▶ Problem to work on
Your reply must contain the full listing below, reproduced exactly, but no pictures.

Data shown START

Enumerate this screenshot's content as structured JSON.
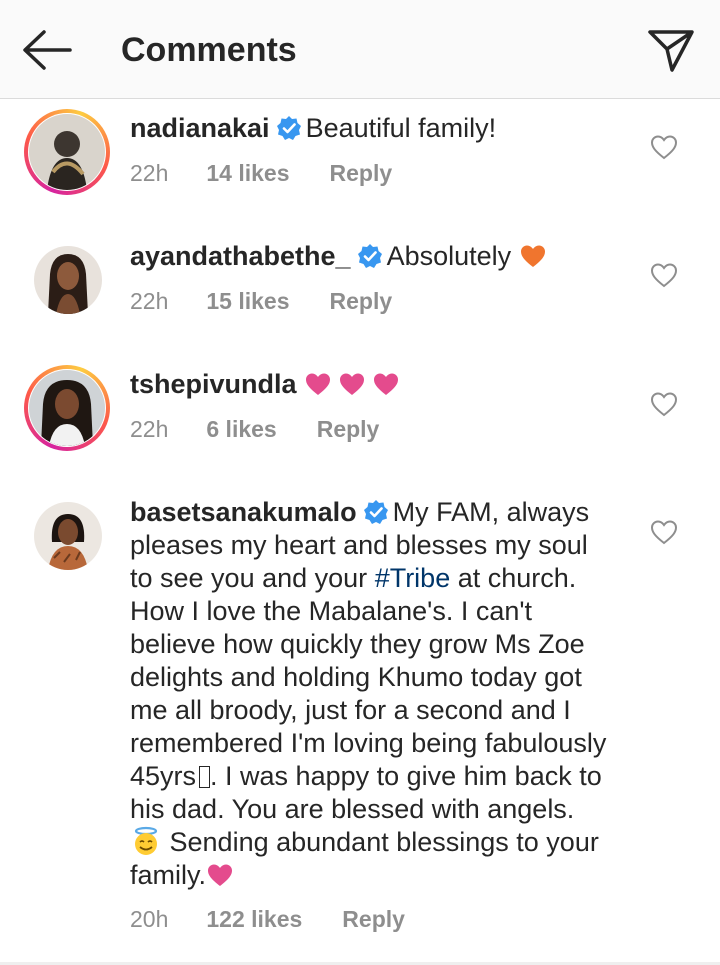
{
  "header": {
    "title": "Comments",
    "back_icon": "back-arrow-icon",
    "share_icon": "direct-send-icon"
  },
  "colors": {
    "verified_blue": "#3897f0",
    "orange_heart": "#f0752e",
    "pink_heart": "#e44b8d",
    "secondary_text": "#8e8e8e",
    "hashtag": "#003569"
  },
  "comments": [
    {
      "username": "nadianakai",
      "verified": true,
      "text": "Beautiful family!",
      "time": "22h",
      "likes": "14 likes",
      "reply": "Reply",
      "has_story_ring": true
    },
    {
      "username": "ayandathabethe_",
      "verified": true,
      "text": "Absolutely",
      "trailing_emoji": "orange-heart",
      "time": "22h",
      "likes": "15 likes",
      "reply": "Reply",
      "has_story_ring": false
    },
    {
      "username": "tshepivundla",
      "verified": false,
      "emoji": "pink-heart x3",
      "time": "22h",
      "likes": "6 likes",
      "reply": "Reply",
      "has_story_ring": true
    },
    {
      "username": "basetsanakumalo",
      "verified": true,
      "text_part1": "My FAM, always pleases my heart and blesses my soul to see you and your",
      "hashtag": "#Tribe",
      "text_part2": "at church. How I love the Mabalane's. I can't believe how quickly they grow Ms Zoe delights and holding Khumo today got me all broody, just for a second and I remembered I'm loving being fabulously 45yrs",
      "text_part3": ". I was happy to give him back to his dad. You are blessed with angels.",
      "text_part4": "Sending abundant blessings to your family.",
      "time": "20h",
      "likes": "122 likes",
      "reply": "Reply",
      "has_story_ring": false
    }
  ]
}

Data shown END

▶ Result for this exercise
Enumerate this screenshot's content as structured JSON.
{
  "header": {
    "title": "Comments",
    "back_icon": "back-arrow-icon",
    "share_icon": "direct-send-icon"
  },
  "colors": {
    "verified_blue": "#3897f0",
    "orange_heart": "#f0752e",
    "pink_heart": "#e44b8d",
    "secondary_text": "#8e8e8e",
    "hashtag": "#003569"
  },
  "comments": [
    {
      "username": "nadianakai",
      "verified": true,
      "text": "Beautiful family!",
      "time": "22h",
      "likes": "14 likes",
      "reply": "Reply",
      "has_story_ring": true
    },
    {
      "username": "ayandathabethe_",
      "verified": true,
      "text": "Absolutely",
      "trailing_emoji": "orange-heart",
      "time": "22h",
      "likes": "15 likes",
      "reply": "Reply",
      "has_story_ring": false
    },
    {
      "username": "tshepivundla",
      "verified": false,
      "emoji": "pink-heart x3",
      "time": "22h",
      "likes": "6 likes",
      "reply": "Reply",
      "has_story_ring": true
    },
    {
      "username": "basetsanakumalo",
      "verified": true,
      "text_part1": "My FAM, always pleases my heart and blesses my soul to see you and your",
      "hashtag": "#Tribe",
      "text_part2": "at church. How I love the Mabalane's. I can't believe how quickly they grow Ms Zoe delights and holding Khumo today got me all broody, just for a second and I remembered I'm loving being fabulously 45yrs",
      "text_part3": ". I was happy to give him back to his dad. You are blessed with angels.",
      "text_part4": "Sending abundant blessings to your family.",
      "time": "20h",
      "likes": "122 likes",
      "reply": "Reply",
      "has_story_ring": false
    }
  ]
}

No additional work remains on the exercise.